Kerberos was created by MIT as a solution to these network security problems. The Kerberos protocol uses strong cryptography so that a client can prove its identity to a server (and vice versa) across an insecure network connection. After a client and server has used Kerberos to prove their identity, they can also encrypt all of their communications to assure privacy and data integrity as they go about their business.

Kerberos is freely available from MIT, under copyright permissions very similar those used for the BSD operating system and the X Window System. MIT provides Kerberos in source form so that anyone who wishes to use it may look over the code for themselves and assure themselves that the code is trustworthy. In addition, for those who prefer to rely on a professionally supported product, Kerberos is available as a product from many different vendors.

In summary, Kerberos is a solution to your network security problems. It provides the tools of authentication and strong cryptography over the network to help you secure your information systems across your entire enterprise. We hope you find Kerberos as useful as it has been to us. At MIT, Kerberos has been invaluable to our Information/Technology architecture.

Kerberos is a secure method for authenticating a request for a service in a computer network. Kerberos was developed in the Athena Project at the Massachusetts Institute of Technology (MIT). The name is taken from Greek mythology; Kerberos was a three-headed dog who guarded the gates of Hades. Kerberos lets a user request an encrypted "ticket" from an authentication process that can then be used to request a particular service from a server. The user's password does not have to pass through the network. A version of Kerberos (client and server) can be downloaded from MIT or you can buy a commercial version.

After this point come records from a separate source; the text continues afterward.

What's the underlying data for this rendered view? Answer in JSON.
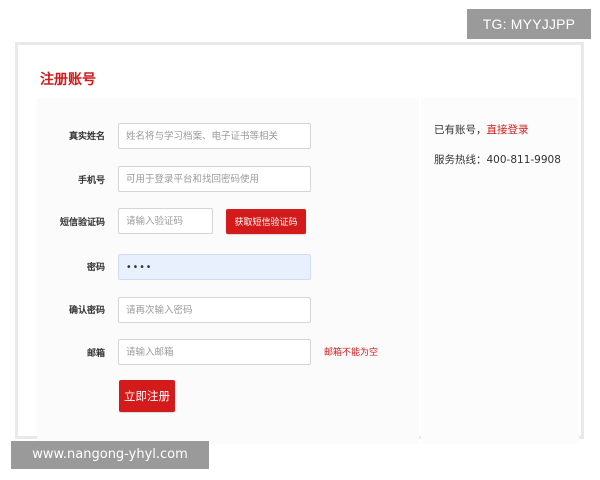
{
  "watermark_top": "TG: MYYJJPP",
  "watermark_bottom": "www.nangong-yhyl.com",
  "title": "注册账号",
  "form": {
    "real_name": {
      "label": "真实姓名",
      "placeholder": "姓名将与学习档案、电子证书等相关",
      "value": ""
    },
    "phone": {
      "label": "手机号",
      "placeholder": "可用于登录平台和找回密码使用",
      "value": ""
    },
    "sms_code": {
      "label": "短信验证码",
      "placeholder": "请输入验证码",
      "value": "",
      "button_label": "获取短信验证码"
    },
    "password": {
      "label": "密码",
      "placeholder": "",
      "value": "••••"
    },
    "confirm_password": {
      "label": "确认密码",
      "placeholder": "请再次输入密码",
      "value": ""
    },
    "email": {
      "label": "邮箱",
      "placeholder": "请输入邮箱",
      "value": "",
      "error": "邮箱不能为空"
    },
    "submit_label": "立即注册"
  },
  "side": {
    "have_account_text": "已有账号，",
    "login_link_text": "直接登录",
    "hotline_label": "服务热线：",
    "hotline_number": "400-811-9908"
  },
  "colors": {
    "accent": "#d21a1a",
    "watermark_bg": "#9a9a9a",
    "password_fill": "#e8f0fe"
  }
}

Briefly and approximately, here's how Kerberos works:

  1. Suppose you want to access a server on another computer (which you may get to by sending a Telnet or similar login request). You know that this server requires a Kerberos "ticket" before it will honor your request.
  2. To get your ticket, you first request authentication from the Authentication Server (AS). The Authentication Server creates a "session key" (which is also an encryption key) basing it on your password (which it can get from your user name) and a random value that represents the requested service. The session key is effectively a "ticket-granting ticket."
  3. You next send your ticket-granting ticket to a ticket-granting server (TGS). The TGS may be physically the same server as the Authentication Server, but it's now performing a different service.The TGS returns the ticket that can be sent to the server for the requested service.
  4. The service either rejects the ticket or accepts it and performs the service.
  5. Because the ticket you received from the TGS is time-stamped, it allows you to make additional requests using the same ticket within a certain time period (typically, eight hours) without having to be reauthenticated. Making the ticket valid for a limited time period make it less likely that someone else will be able to use it later.

The actual process is much more complicated than just described. The user procedure may vary somewhat according to implementation.

In a non-networked personal computing environment resources and information can be protected by physically securing the personal computer. But in a network of users requiring services from many computers the identity of each user has to be accurately verified. For authentication kerberos is being used. Kerberos is a third party authentication technology used to identify a user requesting a service.